Reverse Invoke Vs Outbound


I have done the setup for the reverse invoke. One IS is inside firewall and one is in DMZ. The DMZ box is connected to Trading partner via secure pipeline. And the port 80 is open for ourbound and 8080 for inbound.

How do I make http calls from internal IS to Trading partner?. Will reverse invoke work for only outbound calls?.



I can’t think of a reason to go through the reverse invoke IS for outbound.

Let’s see if anyone else can.



  1. If the inbound and outbound connectivity from DMZ is only through secure pipeline, Will the reverse invoke is worth to have?.

  2. The outbound documents can be delivered to the DMZ IS through a invoke from internal IS and the DMZ IS can do a http post through the pipe line.

How the Trading Networks can be effectively used to deliver the documents with this architecture?. How the TN piece can access the ourside servers using delivery methods with out using a internal invoke from TN and a post?
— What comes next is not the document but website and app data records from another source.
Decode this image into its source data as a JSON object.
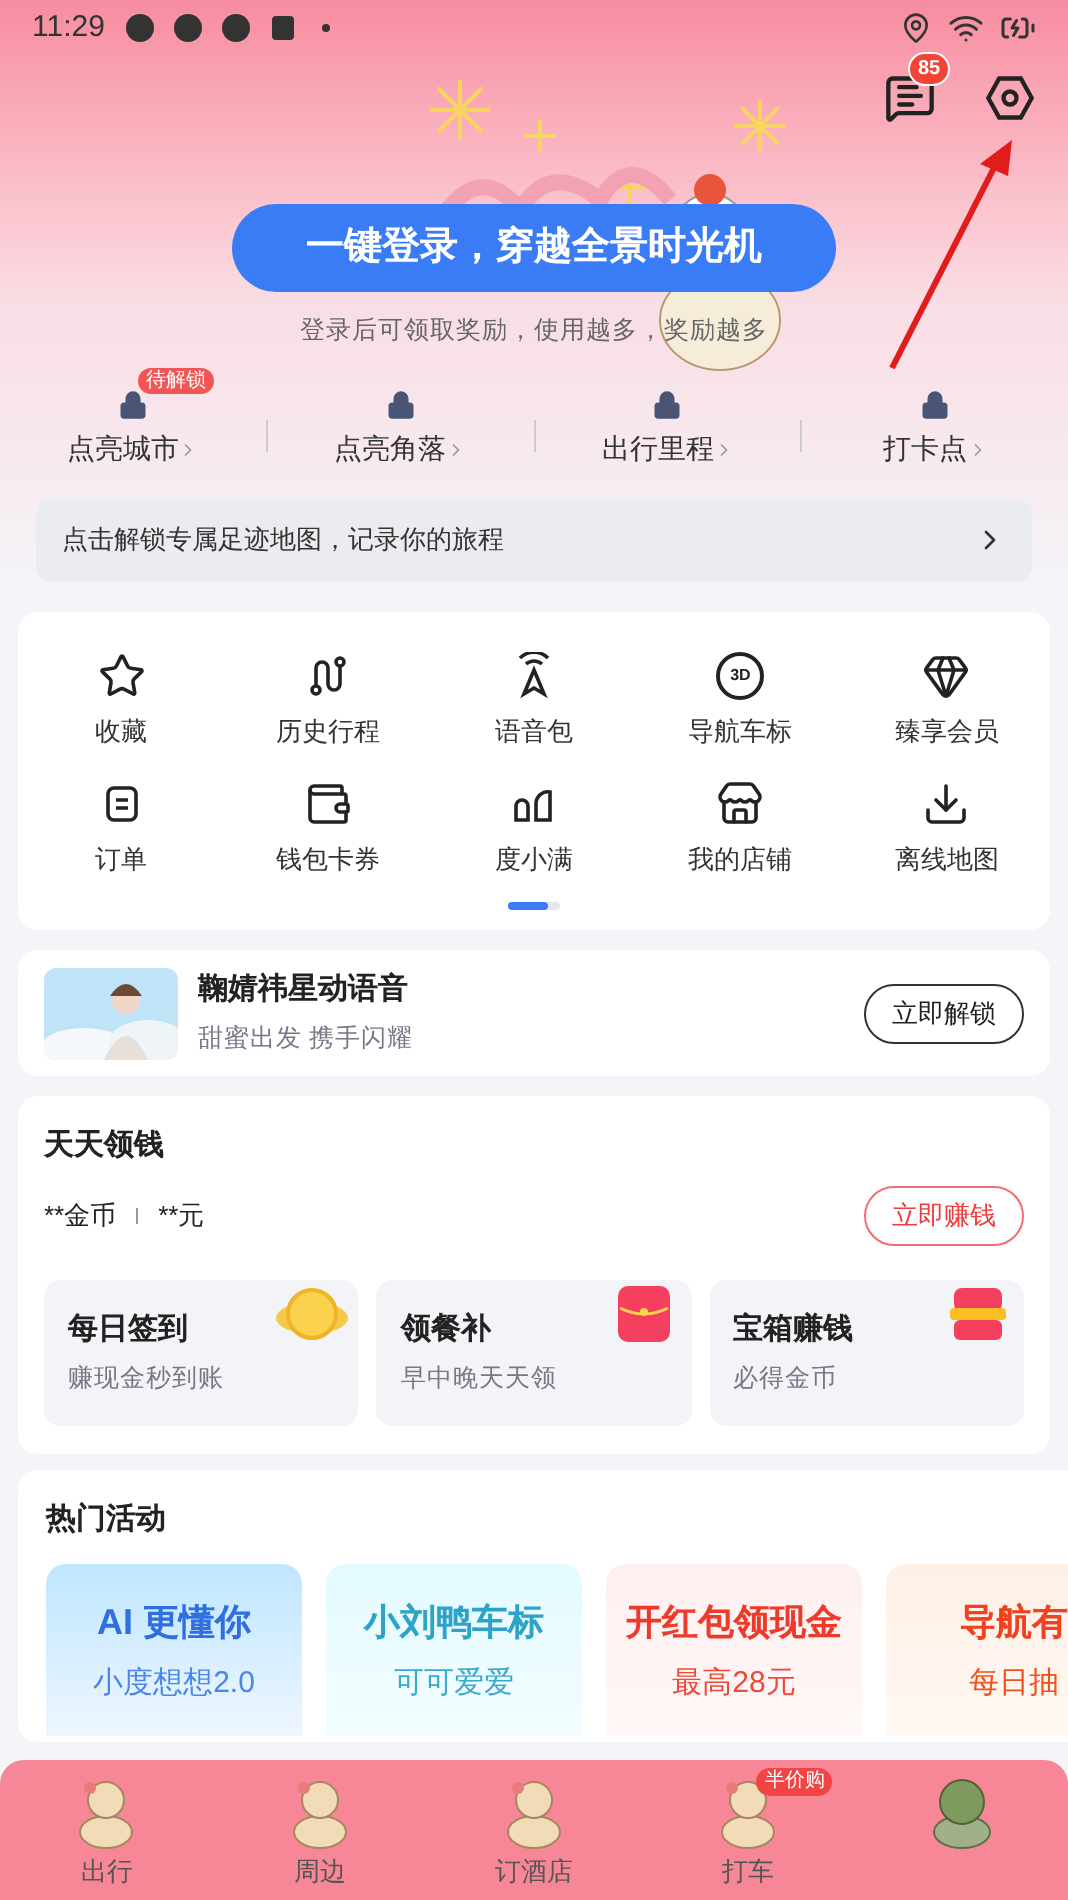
{
  "status_bar": {
    "time": "11:29"
  },
  "header": {
    "message_badge": "85",
    "login_button": "一键登录，穿越全景时光机",
    "subtitle": "登录后可领取奖励，使用越多，奖励越多"
  },
  "unlock_items": [
    {
      "label": "点亮城市",
      "badge": "待解锁"
    },
    {
      "label": "点亮角落"
    },
    {
      "label": "出行里程"
    },
    {
      "label": "打卡点"
    }
  ],
  "footprint_banner": "点击解锁专属足迹地图，记录你的旅程",
  "shortcuts": [
    {
      "label": "收藏",
      "kind": "star"
    },
    {
      "label": "历史行程",
      "kind": "route"
    },
    {
      "label": "语音包",
      "kind": "voice"
    },
    {
      "label": "导航车标",
      "kind": "badge",
      "icon_text": "3D"
    },
    {
      "label": "臻享会员",
      "kind": "gem"
    },
    {
      "label": "订单",
      "kind": "order"
    },
    {
      "label": "钱包卡券",
      "kind": "wallet"
    },
    {
      "label": "度小满",
      "kind": "leaves"
    },
    {
      "label": "我的店铺",
      "kind": "store"
    },
    {
      "label": "离线地图",
      "kind": "download"
    }
  ],
  "voice_pack": {
    "title": "鞠婧祎星动语音",
    "subtitle": "甜蜜出发 携手闪耀",
    "button": "立即解锁"
  },
  "daily_money": {
    "title": "天天领钱",
    "coins": "**金币",
    "cash": "**元",
    "button": "立即赚钱",
    "tasks": [
      {
        "title": "每日签到",
        "subtitle": "赚现金秒到账",
        "kind": "coin"
      },
      {
        "title": "领餐补",
        "subtitle": "早中晚天天领",
        "kind": "envelope"
      },
      {
        "title": "宝箱赚钱",
        "subtitle": "必得金币",
        "kind": "chest"
      }
    ]
  },
  "hot_activities": {
    "title": "热门活动",
    "cards": [
      {
        "title": "AI 更懂你",
        "subtitle": "小度想想2.0",
        "kind": "blue"
      },
      {
        "title": "小刘鸭车标",
        "subtitle": "可可爱爱",
        "kind": "cyan"
      },
      {
        "title": "开红包领现金",
        "subtitle": "最高28元",
        "kind": "red"
      },
      {
        "title": "导航有",
        "subtitle": "每日抽",
        "kind": "orange"
      }
    ]
  },
  "bottom_nav": [
    {
      "label": "出行",
      "kind": "tab"
    },
    {
      "label": "周边",
      "kind": "tab"
    },
    {
      "label": "订酒店",
      "kind": "tab"
    },
    {
      "label": "打车",
      "badge": "半价购",
      "kind": "tab"
    },
    {
      "kind": "icon"
    }
  ]
}
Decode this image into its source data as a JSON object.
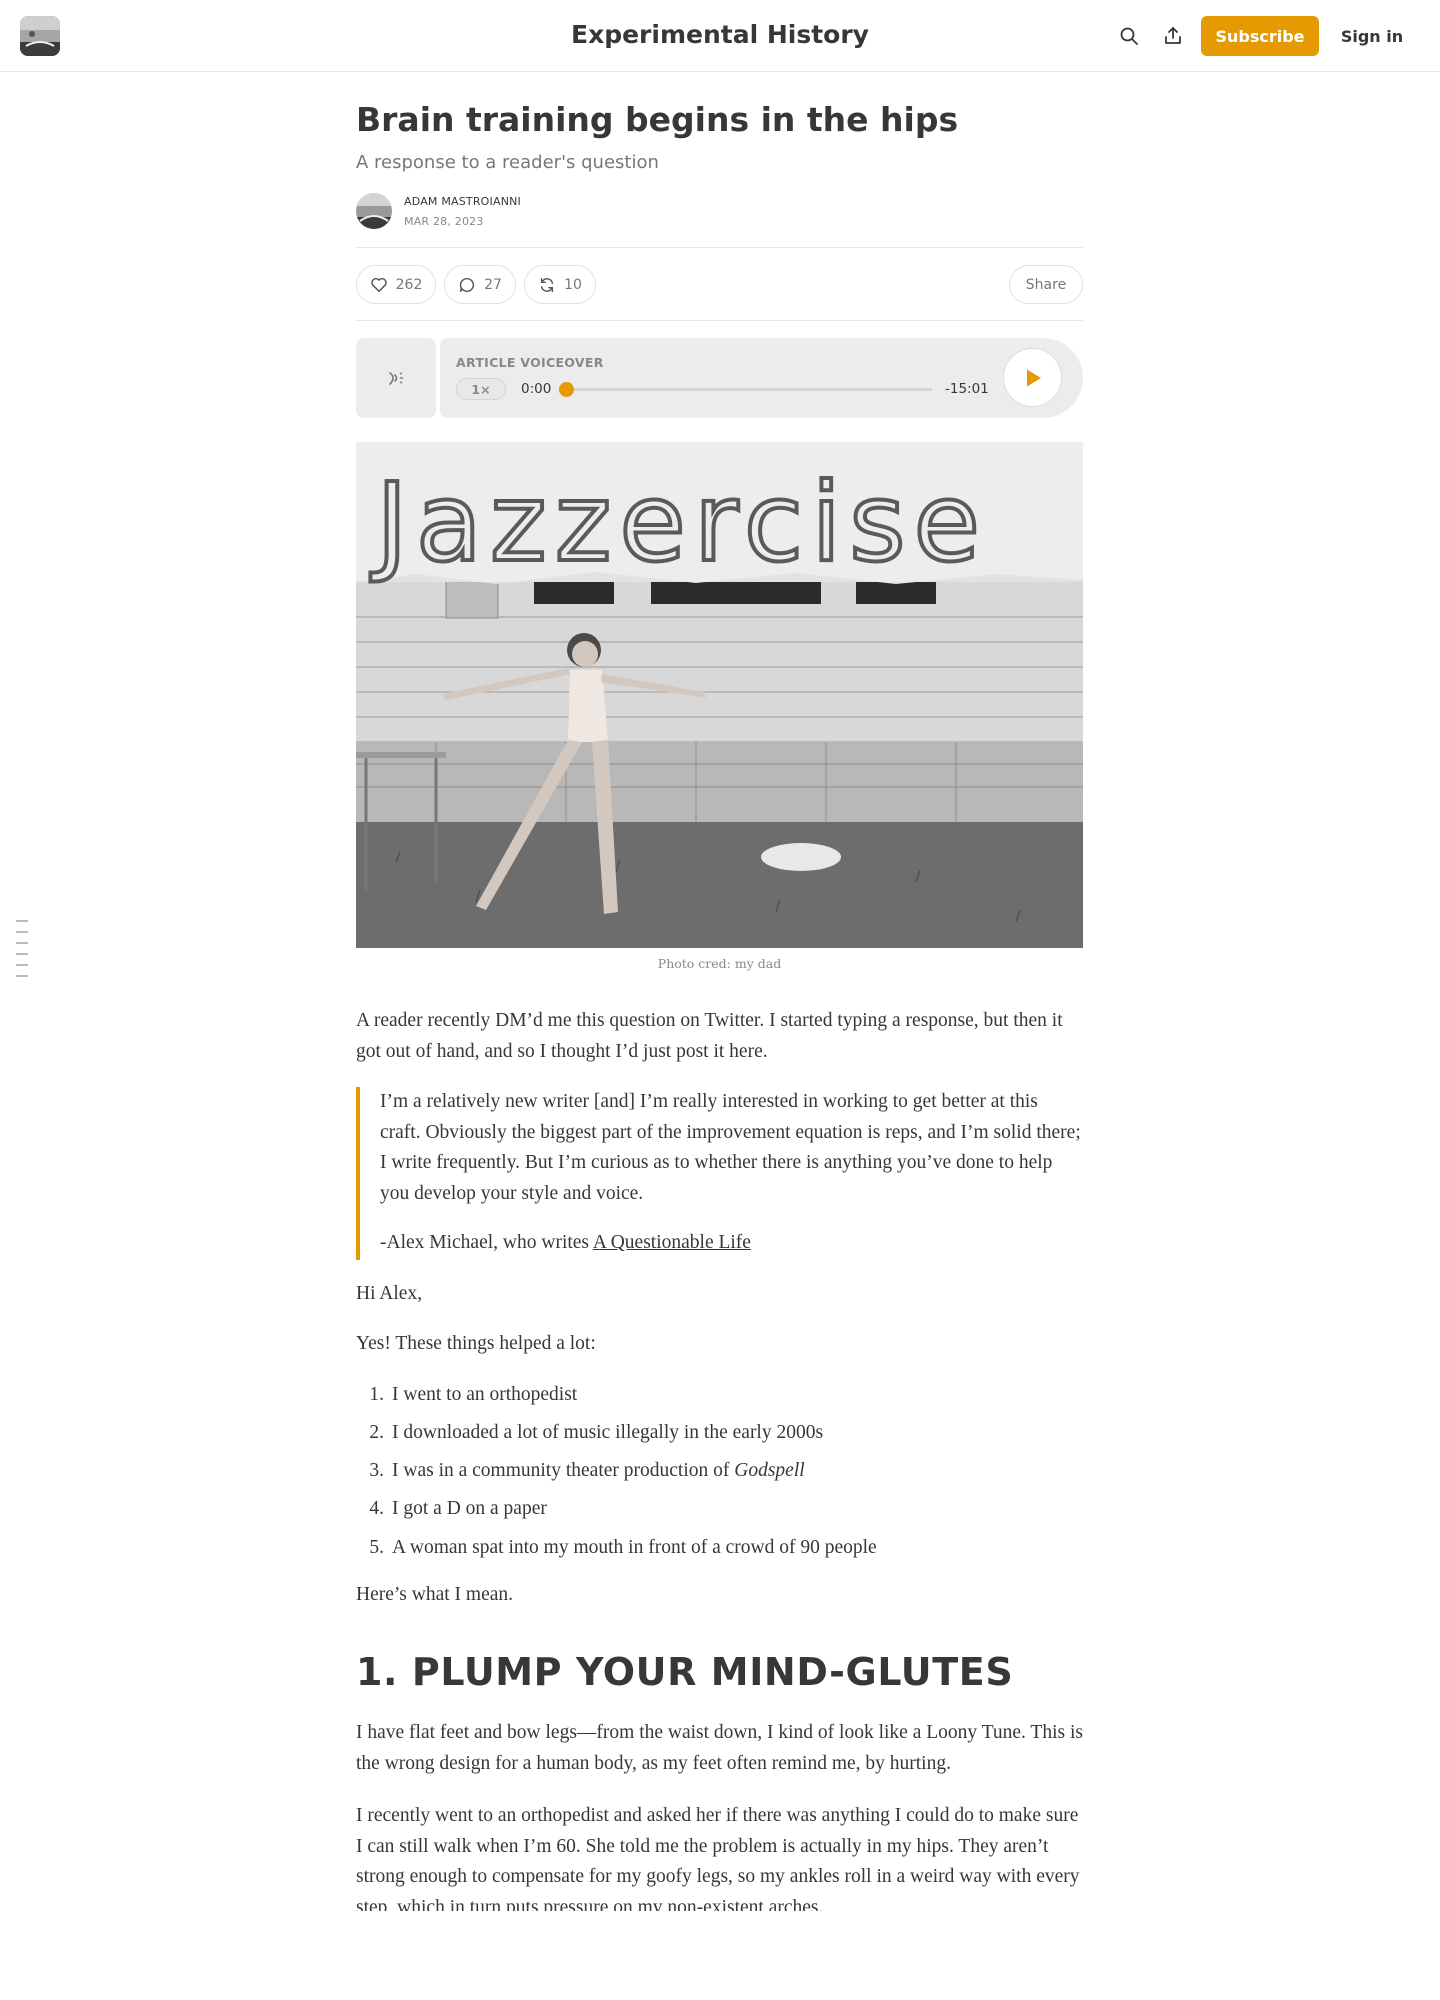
{
  "navbar": {
    "publication": "Experimental History",
    "subscribe_label": "Subscribe",
    "signin_label": "Sign in",
    "icons": [
      "search-icon",
      "share-icon"
    ]
  },
  "post": {
    "title": "Brain training begins in the hips",
    "subtitle": "A response to a reader's question",
    "author": "ADAM MASTROIANNI",
    "date": "MAR 28, 2023",
    "likes": "262",
    "comments": "27",
    "restacks": "10",
    "share_label": "Share"
  },
  "voiceover": {
    "label": "ARTICLE VOICEOVER",
    "speed": "1×",
    "current_time": "0:00",
    "remaining_time": "-15:01",
    "progress": 0,
    "accent": "#e49a00"
  },
  "hero": {
    "banner_text": "Jazzercise",
    "caption": "Photo cred: my dad"
  },
  "body": {
    "intro": "A reader recently DM’d me this question on Twitter. I started typing a response, but then it got out of hand, and so I thought I’d just post it here.",
    "quote": "I’m a relatively new writer [and] I’m really interested in working to get better at this craft. Obviously the biggest part of the improvement equation is reps, and I’m solid there; I write frequently. But I’m curious as to whether there is anything you’ve done to help you develop your style and voice.",
    "quote_attribution": "-Alex Michael, who writes ",
    "quote_link": "A Questionable Life",
    "greeting": "Hi Alex,",
    "lead": "Yes! These things helped a lot:",
    "list": [
      {
        "num": "1.",
        "text": "I went to an orthopedist"
      },
      {
        "num": "2.",
        "text": "I downloaded a lot of music illegally in the early 2000s"
      },
      {
        "num": "3.",
        "text": "I was in a community theater production of ",
        "em": "Godspell"
      },
      {
        "num": "4.",
        "text": "I got a D on a paper"
      },
      {
        "num": "5.",
        "text": "A woman spat into my mouth in front of a crowd of 90 people"
      }
    ],
    "outro": "Here’s what I mean.",
    "heading": "1. PLUMP YOUR MIND-GLUTES",
    "p1": "I have flat feet and bow legs—from the waist down, I kind of look like a Loony Tune. This is the wrong design for a human body, as my feet often remind me, by hurting.",
    "p2": "I recently went to an orthopedist and asked her if there was anything I could do to make sure I can still walk when I’m 60. She told me the problem is actually in my hips. They aren’t strong enough to compensate for my goofy legs, so my ankles roll in a weird way with every step, which in turn puts pressure on my non-existent arches."
  }
}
How the TN access the VPN from internal through DMZ?.

  1. For inbound documents if they needs to be picked up from VAN, how the internal IS work with VAN?.

These are things I want to discuss.


I don’t think I fully understand the problem, but I do think that you are attempting to overengineer a solution. I will try to address what I understand.

1/2) Why a reverse invoke? For arguments sake, the internal IS handles the processing with your internal systems, and the DMZ IS handles external requests/replies. For any transaction, the DMZ IS would handle the receive from trading partners, and would also post (via https it seems) to the trading partner.

For the TN questions, I think you can have TN inside the firewall, assuming that the DMZ IS is just a pass through.???

  1. If documents are delivered via a VAN, they won’t hit the DMZ IS? Why have the DMZ IS if it doesn’t accept all transactions? I assume these are EDI transactions…which either IS could handle.

I think my best suggestion would be to take a step back and define the architecture you are looking for to process the transactions. Then begin to define areas where there may be security issues. In my previous experiences (which includes industries that have sensative data such as banks and DoD), I have not needed to create an abnormal architecture. I have been to a client that had the DMZ IS provide all the core processing (receive, map, etc), and the internal IS makes the calls to the internal systems). The DMZ is would do a remote invoke to the internal IS. We didn’t do reverse invokes, but would assume it would occur in the same fashion.

Hope that helps a bit…

A typical architecture for EDI would be to have your DMZ IS server act as a pass through poxy to your internal IS server. The reverse invoke works by allowing the internal IS server to establish a secure connection to the dmz based IS server. All external request(from your partners) go to the DMZ IS server, this DMZ server simply passes the connection through the secure established pipe to your internal IS server for processing. That way no http or https ports have to be poked through your firewall to allow inbound request which would be very insecure.

For your outbound requests(your are initiating the transaction), this would come from your internal IS server, no need to use the DMZ IS server for this.


In our configuration we are using the DMZ IS to do external posts because our trading partner is doing restricting by IP. Instead of having to maintain all of our proxy IPs at the trading partner, the DMZ IS gets a static IP, and they can restrict on that one.

RI Server can only be used for Inbound transaction! This is all it can do. RI cannot do outbound its not designed for that.
For outbound trabsactions you need a regular proxy inside DMZ

Hi Experts,

As one of my IS is in the DMZ and connected to the TN for Internal.Im proctecting My Internal Integration from the external world by making one of the IS in the DMZ…

My question is How are the outside world ports are mapped to the Internal ports.

Could anyone help me up???


Please review the webMethods Integration Server Administrator’s Guide. Chapter 7 has a section titled “Protecting Your Internal Integration Server with Reverse Invoke” which describes how to configure your DMZ and internal IS instances.